This seems like a suitably creepy end to our X-Files week. Happy 20th anniversary, everyone!
Sara N.'s picks
|The face of evil.|
When Nick Chinlund appeared years later on an episode of Gilmore Girls as a flirty Chilton parent, all I wanted to do was scream at my television, "Run, Lorelai! He'll make you wash your hair, then paint your nails and MURDER YOU."
|Oh God, he's got the ice pick! Get out now!|
|This is even scarier than clowns.|
Eugene Victor Tooms
|This boy just ain't right.|
|Aw, hell no.|
In "Never Again," Jodie Foster voiced the the sailor lady tattoo whose hallucinogenic ink convinces Ed, an angry divorced father, to commit violent acts against the women in his life. Unfortunately, one of those women is Scully, who unwisely spends the night with Ed after getting her own tattoo. Foster brings icy menace to what could have been a fatally goofy premise, and the premise of a normal guy hearing voices that drive him to murder is terrifying. This episode also focuses on discord between Mulder and Scully, which in part leads to Scully embracing the darker aspects of her nature, and it all combines into an unsettling hour of television.
I mean, just look at him. LOOK AT HIM.
Megan S.'s pick
The Peacock Family

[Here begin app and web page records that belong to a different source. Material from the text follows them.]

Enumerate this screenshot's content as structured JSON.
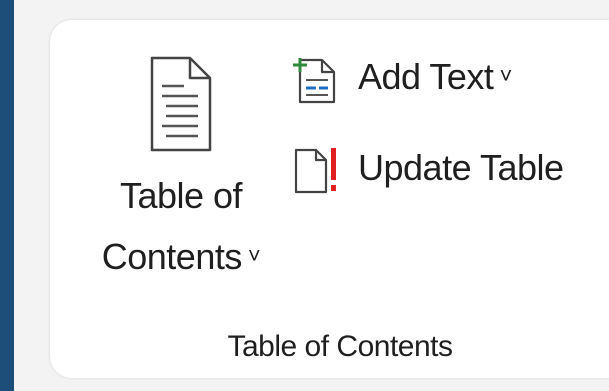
{
  "group": {
    "label": "Table of Contents"
  },
  "toc_button": {
    "label_line1": "Table of",
    "label_line2": "Contents",
    "chevron": "˅",
    "icon": "document-lines-icon"
  },
  "add_text": {
    "label": "Add Text",
    "chevron": "˅",
    "icon": "add-text-icon",
    "accent_color": "#2e8b3a",
    "line_color": "#1f6fc1"
  },
  "update_table": {
    "label": "Update Table",
    "icon": "update-table-icon",
    "accent_color": "#e02020"
  },
  "colors": {
    "left_bar": "#1d4e7a",
    "background": "#f3f3f3",
    "panel": "#ffffff"
  }
}
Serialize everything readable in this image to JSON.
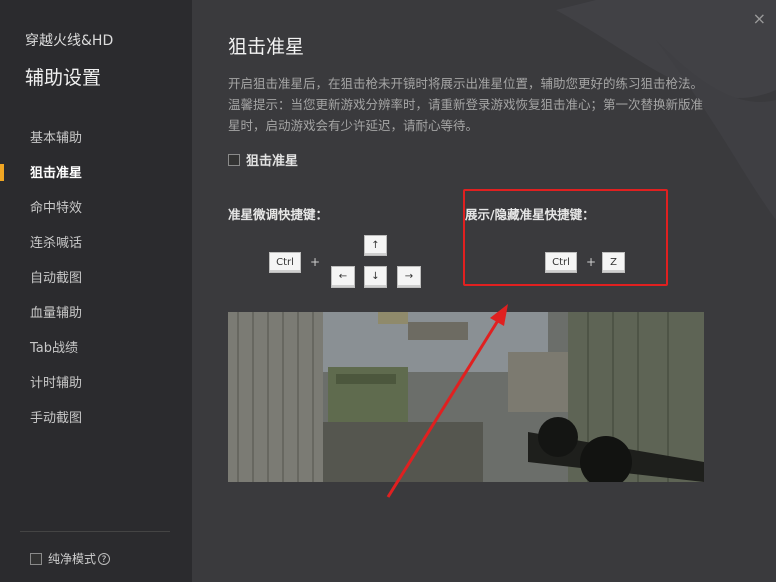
{
  "sidebar": {
    "app_title": "穿越火线&HD",
    "section_title": "辅助设置",
    "items": [
      {
        "label": "基本辅助"
      },
      {
        "label": "狙击准星"
      },
      {
        "label": "命中特效"
      },
      {
        "label": "连杀喊话"
      },
      {
        "label": "自动截图"
      },
      {
        "label": "血量辅助"
      },
      {
        "label": "Tab战绩"
      },
      {
        "label": "计时辅助"
      },
      {
        "label": "手动截图"
      }
    ],
    "active_index": 1,
    "pure_mode_label": "纯净模式",
    "help_symbol": "?"
  },
  "main": {
    "close_symbol": "×",
    "title": "狙击准星",
    "description": "开启狙击准星后，在狙击枪未开镜时将展示出准星位置，辅助您更好的练习狙击枪法。温馨提示：当您更新游戏分辨率时，请重新登录游戏恢复狙击准心；第一次替换新版准星时，启动游戏会有少许延迟，请耐心等待。",
    "toggle_label": "狙击准星",
    "toggle_checked": false,
    "fine_tune_label": "准星微调快捷键：",
    "show_hide_label": "展示/隐藏准星快捷键：",
    "keys": {
      "ctrl": "Ctrl",
      "plus": "+",
      "up": "↑",
      "left": "←",
      "down": "↓",
      "right": "→",
      "z": "Z"
    }
  },
  "colors": {
    "accent": "#f0a623",
    "highlight": "#e02020",
    "sidebar_bg": "#2b2b2e",
    "main_bg": "#3a3a3d"
  }
}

Ah, the Peacocks. I don't know which was scarier: the ultraviolent brothers with faces only a mother could love,* the matriach who lived under the bed, or the fact that the family's house had no indoor plumbing. The monstrous group were the villains in what is probably The X-Files' most infamous episode, "Home." Partially based on a true story involving Charlie Chaplin, "Home" was the tale of the uneducated, incestuous Peacock family and the neighbors' discovery of the corpse of a deformed baby. The episode was so shocking at the time that it was banned from rebroadcasting by the Fox network. Now, even 17 years later, the horrific family is still creepy as hell.
*Yes. Yes, I went there.
Kathy F.'s pick
|Save us from the scary childrens!|
"Eve" was the first episode I watched of The X-Files, and to this day just thinking about it makes me want to huddle under a blankie. Killer psychotic clone kids — that sums it up. The adult clones were freaky enough (and Harriet Harris did an excellent job as the adult psycho Eve), but evil kids? Where's my blankie?
|Crap on a cracker, I still remember this scene. And I've seen this episode once.|